What to produce
Will you output all of the data below exactly, omitting the images?

Dataset rows describing interfaces:
----
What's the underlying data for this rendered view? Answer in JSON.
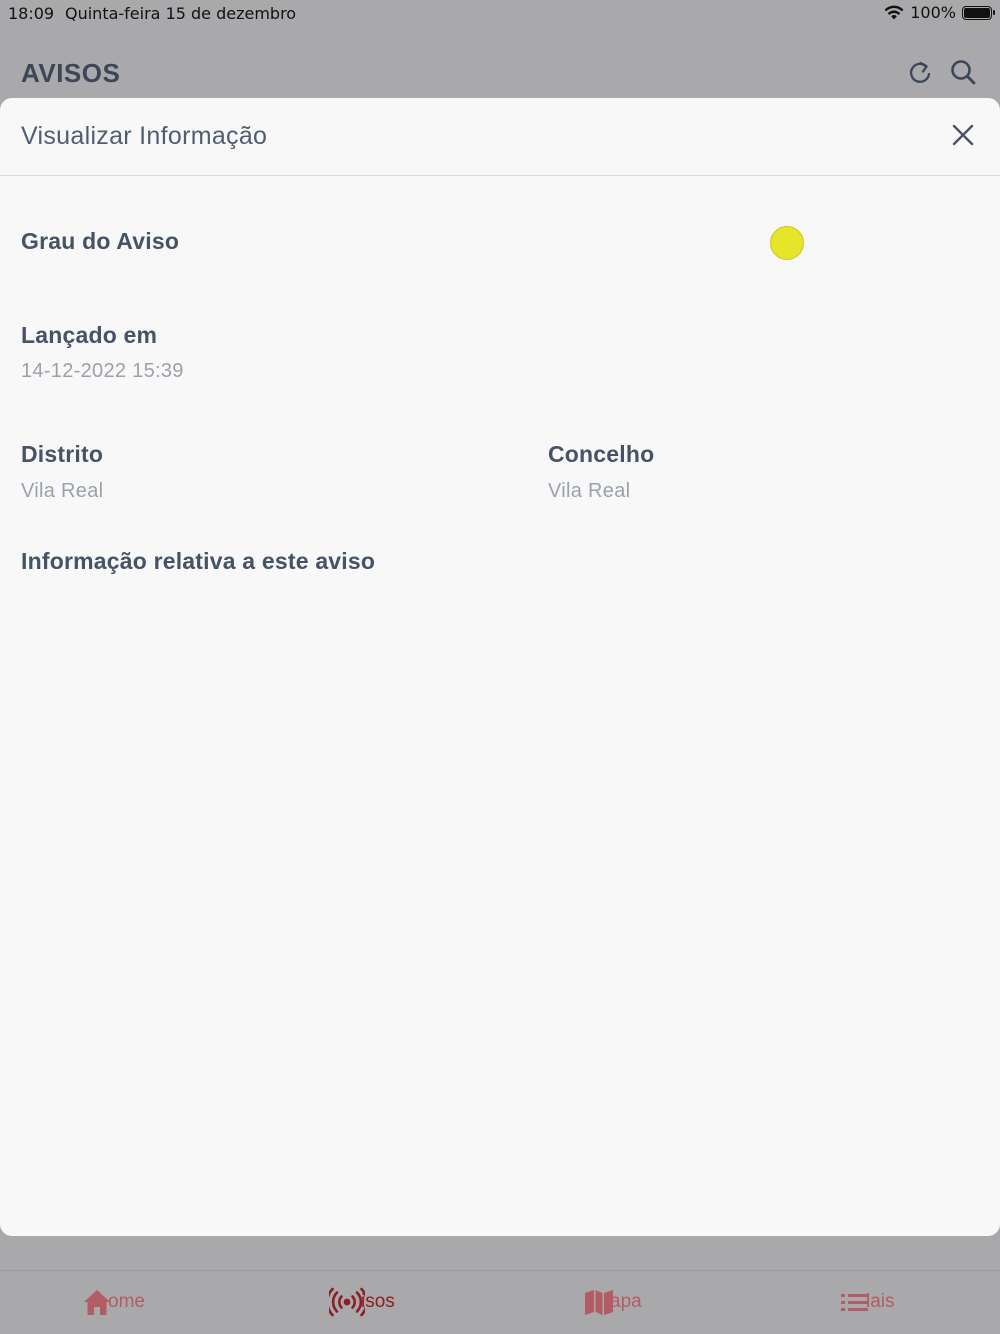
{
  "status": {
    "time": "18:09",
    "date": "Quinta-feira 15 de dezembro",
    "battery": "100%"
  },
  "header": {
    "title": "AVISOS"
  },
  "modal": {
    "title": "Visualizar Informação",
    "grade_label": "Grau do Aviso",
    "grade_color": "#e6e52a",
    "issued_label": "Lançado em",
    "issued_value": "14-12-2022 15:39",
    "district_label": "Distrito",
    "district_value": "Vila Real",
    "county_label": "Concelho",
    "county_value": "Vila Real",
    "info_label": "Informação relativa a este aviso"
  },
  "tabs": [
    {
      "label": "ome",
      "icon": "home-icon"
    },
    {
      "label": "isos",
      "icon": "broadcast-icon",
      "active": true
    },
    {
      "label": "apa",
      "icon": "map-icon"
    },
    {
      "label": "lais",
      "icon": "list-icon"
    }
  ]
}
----
Answer for the task
What's the underlying data for this rendered view? Answer in JSON.
{
  "status": {
    "time": "18:09",
    "date": "Quinta-feira 15 de dezembro",
    "battery": "100%"
  },
  "header": {
    "title": "AVISOS"
  },
  "modal": {
    "title": "Visualizar Informação",
    "grade_label": "Grau do Aviso",
    "grade_color": "#e6e52a",
    "issued_label": "Lançado em",
    "issued_value": "14-12-2022 15:39",
    "district_label": "Distrito",
    "district_value": "Vila Real",
    "county_label": "Concelho",
    "county_value": "Vila Real",
    "info_label": "Informação relativa a este aviso"
  },
  "tabs": [
    {
      "label": "ome",
      "icon": "home-icon"
    },
    {
      "label": "isos",
      "icon": "broadcast-icon",
      "active": true
    },
    {
      "label": "apa",
      "icon": "map-icon"
    },
    {
      "label": "lais",
      "icon": "list-icon"
    }
  ]
}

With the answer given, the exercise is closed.